Across the entries below, how many lines have the string "Позитивни" in them? Reply with only the number.

• **DATA FOR THIS EXERCISE**
◇ ◇ ◇

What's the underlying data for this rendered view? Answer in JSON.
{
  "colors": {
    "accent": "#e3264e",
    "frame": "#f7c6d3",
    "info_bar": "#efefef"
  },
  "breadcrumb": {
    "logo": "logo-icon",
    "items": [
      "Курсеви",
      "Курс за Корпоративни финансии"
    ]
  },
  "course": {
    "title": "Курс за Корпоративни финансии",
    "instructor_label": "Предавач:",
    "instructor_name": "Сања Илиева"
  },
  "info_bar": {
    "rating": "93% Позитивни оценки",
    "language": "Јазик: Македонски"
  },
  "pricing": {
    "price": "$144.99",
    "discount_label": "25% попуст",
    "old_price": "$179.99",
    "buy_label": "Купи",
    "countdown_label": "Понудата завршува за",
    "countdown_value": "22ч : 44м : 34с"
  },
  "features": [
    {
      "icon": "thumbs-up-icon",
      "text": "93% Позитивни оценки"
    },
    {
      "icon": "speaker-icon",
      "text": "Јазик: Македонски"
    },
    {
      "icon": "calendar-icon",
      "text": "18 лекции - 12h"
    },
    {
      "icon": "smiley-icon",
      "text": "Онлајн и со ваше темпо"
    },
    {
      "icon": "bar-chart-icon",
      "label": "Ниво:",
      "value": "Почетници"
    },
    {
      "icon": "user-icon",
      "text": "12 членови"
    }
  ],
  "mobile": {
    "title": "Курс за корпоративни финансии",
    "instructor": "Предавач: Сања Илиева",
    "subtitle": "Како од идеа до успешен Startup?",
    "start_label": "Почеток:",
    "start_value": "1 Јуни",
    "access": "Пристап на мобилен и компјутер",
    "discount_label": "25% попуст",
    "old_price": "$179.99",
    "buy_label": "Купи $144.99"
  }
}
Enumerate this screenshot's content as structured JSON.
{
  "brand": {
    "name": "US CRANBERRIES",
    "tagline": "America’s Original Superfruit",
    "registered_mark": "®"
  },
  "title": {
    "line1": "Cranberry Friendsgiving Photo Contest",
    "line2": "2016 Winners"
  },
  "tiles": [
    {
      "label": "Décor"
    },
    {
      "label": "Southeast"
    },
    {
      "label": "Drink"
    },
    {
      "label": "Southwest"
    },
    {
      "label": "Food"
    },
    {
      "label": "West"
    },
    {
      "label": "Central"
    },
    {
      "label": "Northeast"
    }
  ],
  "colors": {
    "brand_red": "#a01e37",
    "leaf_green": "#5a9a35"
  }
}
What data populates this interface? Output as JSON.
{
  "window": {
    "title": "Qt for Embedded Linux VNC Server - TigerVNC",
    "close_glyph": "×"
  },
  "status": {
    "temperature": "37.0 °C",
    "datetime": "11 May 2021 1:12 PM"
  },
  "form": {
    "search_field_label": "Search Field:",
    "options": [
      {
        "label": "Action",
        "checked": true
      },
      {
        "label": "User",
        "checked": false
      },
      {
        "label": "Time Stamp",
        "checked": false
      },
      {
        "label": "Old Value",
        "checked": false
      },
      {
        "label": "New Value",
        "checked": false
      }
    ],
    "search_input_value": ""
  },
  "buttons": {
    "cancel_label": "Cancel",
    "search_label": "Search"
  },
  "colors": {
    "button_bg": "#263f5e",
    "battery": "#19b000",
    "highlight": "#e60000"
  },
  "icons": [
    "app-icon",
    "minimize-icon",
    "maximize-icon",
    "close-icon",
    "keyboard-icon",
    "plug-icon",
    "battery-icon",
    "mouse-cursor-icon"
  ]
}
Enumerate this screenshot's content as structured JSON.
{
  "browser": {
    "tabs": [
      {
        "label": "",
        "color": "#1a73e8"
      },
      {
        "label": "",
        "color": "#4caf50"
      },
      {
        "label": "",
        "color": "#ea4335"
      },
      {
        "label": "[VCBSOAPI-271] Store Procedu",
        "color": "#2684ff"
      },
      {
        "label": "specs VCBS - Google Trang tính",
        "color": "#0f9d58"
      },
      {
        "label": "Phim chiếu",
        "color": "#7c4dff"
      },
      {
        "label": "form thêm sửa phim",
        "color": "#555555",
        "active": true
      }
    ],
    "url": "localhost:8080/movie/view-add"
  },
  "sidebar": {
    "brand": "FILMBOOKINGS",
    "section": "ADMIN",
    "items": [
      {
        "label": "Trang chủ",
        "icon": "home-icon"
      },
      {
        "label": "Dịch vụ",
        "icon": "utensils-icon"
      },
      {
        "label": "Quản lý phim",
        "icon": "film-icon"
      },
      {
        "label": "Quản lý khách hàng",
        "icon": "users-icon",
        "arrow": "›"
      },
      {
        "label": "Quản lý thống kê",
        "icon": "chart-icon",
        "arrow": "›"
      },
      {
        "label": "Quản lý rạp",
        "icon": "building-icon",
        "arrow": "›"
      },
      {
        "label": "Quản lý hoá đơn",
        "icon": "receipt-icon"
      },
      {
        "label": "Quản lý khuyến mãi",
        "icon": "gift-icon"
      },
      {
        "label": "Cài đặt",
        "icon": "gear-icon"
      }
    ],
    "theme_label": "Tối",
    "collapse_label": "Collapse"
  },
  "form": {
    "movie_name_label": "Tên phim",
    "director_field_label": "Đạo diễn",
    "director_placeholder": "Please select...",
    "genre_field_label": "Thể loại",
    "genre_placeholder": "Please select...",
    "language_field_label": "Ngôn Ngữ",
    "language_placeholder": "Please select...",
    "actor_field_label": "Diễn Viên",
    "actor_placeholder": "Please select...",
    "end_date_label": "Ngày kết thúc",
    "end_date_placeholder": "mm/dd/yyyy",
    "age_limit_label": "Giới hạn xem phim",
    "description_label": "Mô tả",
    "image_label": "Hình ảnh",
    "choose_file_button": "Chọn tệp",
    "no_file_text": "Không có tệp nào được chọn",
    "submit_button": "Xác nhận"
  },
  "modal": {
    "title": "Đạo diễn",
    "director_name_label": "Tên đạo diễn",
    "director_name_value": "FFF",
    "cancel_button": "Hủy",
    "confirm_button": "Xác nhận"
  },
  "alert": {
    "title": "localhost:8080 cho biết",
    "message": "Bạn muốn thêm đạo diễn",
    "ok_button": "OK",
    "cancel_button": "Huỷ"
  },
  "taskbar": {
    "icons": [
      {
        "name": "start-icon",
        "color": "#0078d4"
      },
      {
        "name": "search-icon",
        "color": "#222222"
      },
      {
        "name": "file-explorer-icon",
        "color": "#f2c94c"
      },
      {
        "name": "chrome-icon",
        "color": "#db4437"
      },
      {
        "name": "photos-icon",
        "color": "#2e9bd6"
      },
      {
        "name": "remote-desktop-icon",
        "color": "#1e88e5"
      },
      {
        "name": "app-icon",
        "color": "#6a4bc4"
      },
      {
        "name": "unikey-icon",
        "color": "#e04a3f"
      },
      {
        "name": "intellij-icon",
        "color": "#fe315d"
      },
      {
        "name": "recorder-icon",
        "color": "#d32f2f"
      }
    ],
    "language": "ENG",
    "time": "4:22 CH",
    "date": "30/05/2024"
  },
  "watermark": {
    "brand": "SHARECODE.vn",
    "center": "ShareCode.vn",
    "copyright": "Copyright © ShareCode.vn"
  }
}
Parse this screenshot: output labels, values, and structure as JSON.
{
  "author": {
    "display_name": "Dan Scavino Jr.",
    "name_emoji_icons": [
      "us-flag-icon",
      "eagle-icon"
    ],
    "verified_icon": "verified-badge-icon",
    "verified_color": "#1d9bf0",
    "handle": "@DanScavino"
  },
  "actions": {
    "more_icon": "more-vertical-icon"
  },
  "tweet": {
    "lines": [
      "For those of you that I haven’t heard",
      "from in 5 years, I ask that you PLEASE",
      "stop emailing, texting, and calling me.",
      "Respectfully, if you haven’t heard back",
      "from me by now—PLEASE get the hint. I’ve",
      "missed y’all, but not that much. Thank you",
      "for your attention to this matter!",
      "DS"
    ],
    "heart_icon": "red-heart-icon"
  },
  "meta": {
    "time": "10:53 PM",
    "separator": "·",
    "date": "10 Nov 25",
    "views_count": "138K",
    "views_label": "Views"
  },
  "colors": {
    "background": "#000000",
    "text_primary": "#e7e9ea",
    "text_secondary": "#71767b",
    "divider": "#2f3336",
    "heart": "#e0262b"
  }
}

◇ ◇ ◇

• **ANSWER FOR THIS EXERCISE**
2